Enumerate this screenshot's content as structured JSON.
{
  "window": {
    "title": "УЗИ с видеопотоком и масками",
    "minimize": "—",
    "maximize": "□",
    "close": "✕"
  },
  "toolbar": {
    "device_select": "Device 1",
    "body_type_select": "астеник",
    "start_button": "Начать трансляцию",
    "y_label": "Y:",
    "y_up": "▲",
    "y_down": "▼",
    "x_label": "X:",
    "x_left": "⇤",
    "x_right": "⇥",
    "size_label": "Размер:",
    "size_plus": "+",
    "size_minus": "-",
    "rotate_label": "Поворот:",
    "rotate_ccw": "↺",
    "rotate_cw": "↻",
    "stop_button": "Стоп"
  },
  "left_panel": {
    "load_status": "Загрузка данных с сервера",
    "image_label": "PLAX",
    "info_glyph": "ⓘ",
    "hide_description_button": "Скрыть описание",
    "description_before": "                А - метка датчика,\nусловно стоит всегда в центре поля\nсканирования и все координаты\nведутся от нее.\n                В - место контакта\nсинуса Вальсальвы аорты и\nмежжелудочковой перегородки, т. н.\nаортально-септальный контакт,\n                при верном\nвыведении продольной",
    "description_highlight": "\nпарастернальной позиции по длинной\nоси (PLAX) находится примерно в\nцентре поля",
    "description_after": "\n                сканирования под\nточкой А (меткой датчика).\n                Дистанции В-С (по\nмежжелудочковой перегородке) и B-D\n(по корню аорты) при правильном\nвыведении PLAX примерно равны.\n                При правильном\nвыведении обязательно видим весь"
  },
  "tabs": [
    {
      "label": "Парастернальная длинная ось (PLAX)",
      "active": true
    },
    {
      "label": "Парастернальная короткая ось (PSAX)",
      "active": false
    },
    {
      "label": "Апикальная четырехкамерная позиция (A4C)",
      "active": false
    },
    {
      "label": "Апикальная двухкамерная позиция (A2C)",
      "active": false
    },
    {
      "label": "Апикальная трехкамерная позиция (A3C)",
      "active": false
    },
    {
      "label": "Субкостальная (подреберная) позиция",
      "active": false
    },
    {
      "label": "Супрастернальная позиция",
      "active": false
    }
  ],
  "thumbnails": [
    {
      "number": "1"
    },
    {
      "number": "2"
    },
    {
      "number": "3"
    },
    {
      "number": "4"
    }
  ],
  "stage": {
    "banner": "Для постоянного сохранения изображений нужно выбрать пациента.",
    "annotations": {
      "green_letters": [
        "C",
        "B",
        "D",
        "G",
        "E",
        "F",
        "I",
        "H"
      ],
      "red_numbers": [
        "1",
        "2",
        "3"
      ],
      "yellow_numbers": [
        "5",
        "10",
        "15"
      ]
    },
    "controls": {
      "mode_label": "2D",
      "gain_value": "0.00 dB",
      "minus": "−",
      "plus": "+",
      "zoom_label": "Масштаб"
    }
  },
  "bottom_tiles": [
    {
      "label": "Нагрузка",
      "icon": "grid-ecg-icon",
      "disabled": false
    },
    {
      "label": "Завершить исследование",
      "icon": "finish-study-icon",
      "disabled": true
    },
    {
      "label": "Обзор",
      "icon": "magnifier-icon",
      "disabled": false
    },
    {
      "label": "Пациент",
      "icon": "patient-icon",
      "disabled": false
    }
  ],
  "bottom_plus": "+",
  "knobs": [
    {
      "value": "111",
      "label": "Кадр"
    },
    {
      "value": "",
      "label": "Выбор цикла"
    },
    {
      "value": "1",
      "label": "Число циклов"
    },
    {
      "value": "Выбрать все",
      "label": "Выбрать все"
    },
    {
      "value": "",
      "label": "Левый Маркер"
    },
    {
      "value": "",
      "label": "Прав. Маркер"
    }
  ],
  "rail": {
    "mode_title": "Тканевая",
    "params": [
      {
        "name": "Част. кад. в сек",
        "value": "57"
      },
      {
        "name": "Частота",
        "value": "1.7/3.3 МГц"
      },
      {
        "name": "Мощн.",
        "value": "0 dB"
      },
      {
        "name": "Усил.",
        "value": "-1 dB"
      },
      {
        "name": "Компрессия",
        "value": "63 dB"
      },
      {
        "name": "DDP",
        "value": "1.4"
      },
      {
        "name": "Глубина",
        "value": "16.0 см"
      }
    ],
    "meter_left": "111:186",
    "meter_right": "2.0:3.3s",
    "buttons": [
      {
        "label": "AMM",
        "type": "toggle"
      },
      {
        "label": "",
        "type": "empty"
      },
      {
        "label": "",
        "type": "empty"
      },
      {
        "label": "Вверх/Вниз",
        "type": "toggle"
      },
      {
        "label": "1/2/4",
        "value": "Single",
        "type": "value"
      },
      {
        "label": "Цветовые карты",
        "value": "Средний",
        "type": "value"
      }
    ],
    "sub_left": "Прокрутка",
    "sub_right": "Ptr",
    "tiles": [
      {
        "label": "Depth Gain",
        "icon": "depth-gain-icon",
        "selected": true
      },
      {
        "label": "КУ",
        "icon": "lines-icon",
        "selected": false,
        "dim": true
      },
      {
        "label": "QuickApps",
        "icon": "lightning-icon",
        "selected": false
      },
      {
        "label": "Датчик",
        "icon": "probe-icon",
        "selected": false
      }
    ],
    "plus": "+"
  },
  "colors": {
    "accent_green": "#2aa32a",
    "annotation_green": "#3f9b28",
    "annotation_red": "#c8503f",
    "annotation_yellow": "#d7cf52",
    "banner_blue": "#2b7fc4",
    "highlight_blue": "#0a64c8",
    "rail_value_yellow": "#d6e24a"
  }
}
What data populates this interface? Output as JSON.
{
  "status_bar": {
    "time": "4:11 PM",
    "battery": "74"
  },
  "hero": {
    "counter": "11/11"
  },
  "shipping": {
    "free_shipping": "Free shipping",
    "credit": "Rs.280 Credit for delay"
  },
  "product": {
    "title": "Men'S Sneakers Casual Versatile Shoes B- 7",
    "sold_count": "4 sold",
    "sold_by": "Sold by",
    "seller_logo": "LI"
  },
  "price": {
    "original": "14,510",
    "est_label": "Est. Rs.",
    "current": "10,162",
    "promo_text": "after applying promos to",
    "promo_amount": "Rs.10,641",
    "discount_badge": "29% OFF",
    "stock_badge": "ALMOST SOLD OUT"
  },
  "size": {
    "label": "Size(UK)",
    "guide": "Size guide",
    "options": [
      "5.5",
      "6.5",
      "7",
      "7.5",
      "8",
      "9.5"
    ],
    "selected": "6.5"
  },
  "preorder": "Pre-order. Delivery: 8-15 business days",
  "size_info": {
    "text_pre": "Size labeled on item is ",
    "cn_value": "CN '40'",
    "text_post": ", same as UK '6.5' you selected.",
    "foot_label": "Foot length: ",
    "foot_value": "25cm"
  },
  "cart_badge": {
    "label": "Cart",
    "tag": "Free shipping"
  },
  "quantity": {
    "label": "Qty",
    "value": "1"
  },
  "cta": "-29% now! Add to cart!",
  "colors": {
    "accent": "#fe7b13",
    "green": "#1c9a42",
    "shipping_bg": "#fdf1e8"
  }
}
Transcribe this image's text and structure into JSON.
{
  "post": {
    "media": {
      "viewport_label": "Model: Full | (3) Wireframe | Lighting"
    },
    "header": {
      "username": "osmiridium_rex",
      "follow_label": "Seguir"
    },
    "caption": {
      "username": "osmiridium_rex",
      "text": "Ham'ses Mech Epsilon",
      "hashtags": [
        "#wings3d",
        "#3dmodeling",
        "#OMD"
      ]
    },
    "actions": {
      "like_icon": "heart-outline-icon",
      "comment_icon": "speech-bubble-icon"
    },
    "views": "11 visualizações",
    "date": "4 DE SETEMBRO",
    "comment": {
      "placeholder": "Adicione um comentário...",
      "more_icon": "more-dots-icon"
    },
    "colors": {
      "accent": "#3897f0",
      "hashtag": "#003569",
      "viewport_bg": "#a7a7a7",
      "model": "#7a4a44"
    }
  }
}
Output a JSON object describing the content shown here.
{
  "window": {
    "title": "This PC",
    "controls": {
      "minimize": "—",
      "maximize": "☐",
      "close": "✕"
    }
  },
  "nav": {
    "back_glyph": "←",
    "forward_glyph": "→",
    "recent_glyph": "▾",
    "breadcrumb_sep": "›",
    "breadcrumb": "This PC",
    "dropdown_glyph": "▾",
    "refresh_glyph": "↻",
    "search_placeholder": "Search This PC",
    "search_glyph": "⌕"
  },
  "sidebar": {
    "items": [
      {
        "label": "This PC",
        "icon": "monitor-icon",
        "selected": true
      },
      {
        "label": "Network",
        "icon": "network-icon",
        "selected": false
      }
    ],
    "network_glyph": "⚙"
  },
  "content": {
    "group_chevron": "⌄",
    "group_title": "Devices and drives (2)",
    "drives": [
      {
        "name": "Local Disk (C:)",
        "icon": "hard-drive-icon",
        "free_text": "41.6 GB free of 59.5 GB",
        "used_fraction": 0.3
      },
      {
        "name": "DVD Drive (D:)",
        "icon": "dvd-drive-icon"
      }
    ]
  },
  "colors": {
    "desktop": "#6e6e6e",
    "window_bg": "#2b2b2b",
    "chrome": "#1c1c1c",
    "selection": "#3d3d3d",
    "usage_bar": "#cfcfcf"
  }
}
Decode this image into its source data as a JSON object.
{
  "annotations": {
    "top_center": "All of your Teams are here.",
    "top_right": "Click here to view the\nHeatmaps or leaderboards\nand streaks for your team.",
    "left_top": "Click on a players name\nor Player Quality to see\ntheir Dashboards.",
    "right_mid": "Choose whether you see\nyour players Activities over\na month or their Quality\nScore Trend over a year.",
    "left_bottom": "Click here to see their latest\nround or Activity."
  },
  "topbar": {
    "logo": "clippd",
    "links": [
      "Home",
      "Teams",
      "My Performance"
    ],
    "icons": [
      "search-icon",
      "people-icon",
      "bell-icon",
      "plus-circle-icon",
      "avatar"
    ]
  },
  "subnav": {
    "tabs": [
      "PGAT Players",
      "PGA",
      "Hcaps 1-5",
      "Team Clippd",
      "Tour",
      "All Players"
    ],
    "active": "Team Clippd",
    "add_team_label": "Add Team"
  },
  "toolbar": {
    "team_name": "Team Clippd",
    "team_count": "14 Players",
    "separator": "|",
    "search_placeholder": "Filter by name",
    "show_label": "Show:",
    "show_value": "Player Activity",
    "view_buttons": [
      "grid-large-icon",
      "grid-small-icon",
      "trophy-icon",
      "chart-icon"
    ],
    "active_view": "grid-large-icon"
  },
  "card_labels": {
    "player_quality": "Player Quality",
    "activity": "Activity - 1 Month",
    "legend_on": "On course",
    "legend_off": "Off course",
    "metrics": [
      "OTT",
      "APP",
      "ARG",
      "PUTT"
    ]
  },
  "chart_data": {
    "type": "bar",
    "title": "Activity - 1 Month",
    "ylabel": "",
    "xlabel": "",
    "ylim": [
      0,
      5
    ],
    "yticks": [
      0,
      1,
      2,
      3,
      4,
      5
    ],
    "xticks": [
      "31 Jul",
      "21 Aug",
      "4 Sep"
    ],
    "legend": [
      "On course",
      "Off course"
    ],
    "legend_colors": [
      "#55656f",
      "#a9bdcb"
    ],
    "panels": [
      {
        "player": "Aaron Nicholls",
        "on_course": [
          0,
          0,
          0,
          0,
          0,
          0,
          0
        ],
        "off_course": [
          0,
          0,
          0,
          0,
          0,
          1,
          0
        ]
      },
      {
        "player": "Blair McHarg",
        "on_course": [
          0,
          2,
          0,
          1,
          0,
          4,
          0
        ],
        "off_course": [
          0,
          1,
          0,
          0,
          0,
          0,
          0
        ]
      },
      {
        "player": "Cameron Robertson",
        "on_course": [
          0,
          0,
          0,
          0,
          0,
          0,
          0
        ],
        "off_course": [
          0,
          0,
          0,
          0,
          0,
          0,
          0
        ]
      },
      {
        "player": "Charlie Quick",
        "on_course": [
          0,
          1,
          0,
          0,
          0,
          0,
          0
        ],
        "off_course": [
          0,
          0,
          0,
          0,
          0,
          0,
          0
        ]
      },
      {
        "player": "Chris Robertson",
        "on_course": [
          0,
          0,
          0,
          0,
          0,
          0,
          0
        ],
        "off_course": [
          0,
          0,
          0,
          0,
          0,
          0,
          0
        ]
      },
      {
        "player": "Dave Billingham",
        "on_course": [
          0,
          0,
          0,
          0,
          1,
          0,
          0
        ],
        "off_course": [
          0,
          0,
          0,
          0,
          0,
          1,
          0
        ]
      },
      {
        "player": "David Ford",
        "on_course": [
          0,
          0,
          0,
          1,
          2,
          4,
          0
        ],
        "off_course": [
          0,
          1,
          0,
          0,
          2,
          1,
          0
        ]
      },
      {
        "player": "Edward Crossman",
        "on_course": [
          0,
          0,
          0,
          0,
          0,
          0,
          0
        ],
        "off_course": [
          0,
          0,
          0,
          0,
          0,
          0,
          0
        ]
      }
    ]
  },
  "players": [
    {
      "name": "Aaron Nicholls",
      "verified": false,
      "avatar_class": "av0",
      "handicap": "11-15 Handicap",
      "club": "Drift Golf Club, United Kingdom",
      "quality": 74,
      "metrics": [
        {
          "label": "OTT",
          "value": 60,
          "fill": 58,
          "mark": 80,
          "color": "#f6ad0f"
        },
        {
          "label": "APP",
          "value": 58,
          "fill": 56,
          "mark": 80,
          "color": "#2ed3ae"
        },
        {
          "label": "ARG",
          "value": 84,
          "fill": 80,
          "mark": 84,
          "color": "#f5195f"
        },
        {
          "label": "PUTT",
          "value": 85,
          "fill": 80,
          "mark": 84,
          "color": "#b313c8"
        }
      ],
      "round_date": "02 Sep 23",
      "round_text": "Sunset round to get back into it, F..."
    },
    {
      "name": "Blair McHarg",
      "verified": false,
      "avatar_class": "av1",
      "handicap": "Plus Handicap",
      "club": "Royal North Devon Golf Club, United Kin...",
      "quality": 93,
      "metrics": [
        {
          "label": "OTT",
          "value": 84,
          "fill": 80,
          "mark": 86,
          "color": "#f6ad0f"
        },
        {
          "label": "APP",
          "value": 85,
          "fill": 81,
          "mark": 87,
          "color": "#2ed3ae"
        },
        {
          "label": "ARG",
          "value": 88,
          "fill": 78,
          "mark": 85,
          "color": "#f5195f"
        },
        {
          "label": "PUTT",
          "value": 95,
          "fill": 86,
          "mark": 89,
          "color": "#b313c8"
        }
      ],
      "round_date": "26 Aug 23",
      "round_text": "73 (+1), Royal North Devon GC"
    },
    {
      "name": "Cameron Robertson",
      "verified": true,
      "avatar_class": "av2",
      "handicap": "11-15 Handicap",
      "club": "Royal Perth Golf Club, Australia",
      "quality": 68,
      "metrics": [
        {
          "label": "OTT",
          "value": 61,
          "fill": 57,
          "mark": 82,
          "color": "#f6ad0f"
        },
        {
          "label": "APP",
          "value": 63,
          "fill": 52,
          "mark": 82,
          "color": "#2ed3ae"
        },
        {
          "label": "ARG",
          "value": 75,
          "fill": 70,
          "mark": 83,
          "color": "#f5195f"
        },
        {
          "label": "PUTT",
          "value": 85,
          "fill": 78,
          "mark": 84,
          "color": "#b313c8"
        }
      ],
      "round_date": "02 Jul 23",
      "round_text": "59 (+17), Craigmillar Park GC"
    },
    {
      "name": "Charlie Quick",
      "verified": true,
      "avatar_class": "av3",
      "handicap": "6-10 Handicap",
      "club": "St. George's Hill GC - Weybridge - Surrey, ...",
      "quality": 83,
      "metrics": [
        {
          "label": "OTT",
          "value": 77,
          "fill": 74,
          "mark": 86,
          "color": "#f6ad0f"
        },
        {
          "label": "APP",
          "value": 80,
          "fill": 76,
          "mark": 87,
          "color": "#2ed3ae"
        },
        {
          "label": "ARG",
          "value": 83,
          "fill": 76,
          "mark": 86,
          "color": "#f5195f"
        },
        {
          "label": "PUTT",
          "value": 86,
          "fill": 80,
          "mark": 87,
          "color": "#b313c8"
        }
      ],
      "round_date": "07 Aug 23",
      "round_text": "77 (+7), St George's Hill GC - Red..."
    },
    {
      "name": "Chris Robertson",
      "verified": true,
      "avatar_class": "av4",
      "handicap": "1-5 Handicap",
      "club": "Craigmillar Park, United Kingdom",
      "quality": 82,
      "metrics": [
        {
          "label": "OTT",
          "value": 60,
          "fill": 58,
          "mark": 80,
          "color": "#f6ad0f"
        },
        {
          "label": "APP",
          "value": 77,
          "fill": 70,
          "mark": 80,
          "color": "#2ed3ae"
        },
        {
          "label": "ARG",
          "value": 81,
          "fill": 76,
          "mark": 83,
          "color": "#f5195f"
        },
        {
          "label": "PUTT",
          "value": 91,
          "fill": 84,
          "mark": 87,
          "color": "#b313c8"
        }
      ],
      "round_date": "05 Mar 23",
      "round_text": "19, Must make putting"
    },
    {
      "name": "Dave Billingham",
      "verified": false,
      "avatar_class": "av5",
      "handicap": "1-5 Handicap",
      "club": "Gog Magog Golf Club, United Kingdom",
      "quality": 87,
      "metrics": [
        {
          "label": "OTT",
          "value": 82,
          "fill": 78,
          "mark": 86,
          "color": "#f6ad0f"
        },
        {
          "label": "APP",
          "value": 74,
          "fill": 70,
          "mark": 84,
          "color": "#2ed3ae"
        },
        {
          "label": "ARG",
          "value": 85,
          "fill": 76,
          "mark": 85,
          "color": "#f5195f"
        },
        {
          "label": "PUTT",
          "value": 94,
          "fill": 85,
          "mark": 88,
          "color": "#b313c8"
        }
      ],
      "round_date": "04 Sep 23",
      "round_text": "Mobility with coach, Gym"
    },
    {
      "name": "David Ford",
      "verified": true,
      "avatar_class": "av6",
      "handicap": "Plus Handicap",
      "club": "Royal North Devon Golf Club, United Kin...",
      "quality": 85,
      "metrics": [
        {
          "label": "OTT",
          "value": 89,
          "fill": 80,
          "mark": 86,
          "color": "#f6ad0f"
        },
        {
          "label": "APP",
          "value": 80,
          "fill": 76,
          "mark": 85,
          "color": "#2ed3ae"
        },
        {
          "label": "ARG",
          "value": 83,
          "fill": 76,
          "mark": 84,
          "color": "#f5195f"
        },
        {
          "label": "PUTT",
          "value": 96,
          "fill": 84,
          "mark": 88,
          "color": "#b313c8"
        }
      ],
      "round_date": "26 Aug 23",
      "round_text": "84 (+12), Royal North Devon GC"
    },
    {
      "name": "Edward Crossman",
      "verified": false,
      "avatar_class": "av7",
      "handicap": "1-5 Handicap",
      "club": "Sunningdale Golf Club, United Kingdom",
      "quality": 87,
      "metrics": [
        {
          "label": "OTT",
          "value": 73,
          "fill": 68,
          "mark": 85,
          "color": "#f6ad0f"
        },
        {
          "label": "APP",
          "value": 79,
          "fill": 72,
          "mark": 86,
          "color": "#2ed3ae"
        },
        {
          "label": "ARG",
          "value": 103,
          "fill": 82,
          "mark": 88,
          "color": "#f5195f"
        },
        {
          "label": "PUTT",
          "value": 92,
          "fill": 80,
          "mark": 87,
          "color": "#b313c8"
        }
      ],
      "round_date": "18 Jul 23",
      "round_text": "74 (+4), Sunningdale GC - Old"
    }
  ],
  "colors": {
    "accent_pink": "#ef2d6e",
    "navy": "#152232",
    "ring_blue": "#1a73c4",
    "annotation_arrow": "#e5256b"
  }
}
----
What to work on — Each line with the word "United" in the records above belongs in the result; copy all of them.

The completed task —
      "club": "Drift Golf Club, United Kingdom",
      "club": "Royal North Devon Golf Club, United Kin...",
      "club": "Craigmillar Park, United Kingdom",
      "club": "Gog Magog Golf Club, United Kingdom",
      "club": "Royal North Devon Golf Club, United Kin...",
      "club": "Sunningdale Golf Club, United Kingdom",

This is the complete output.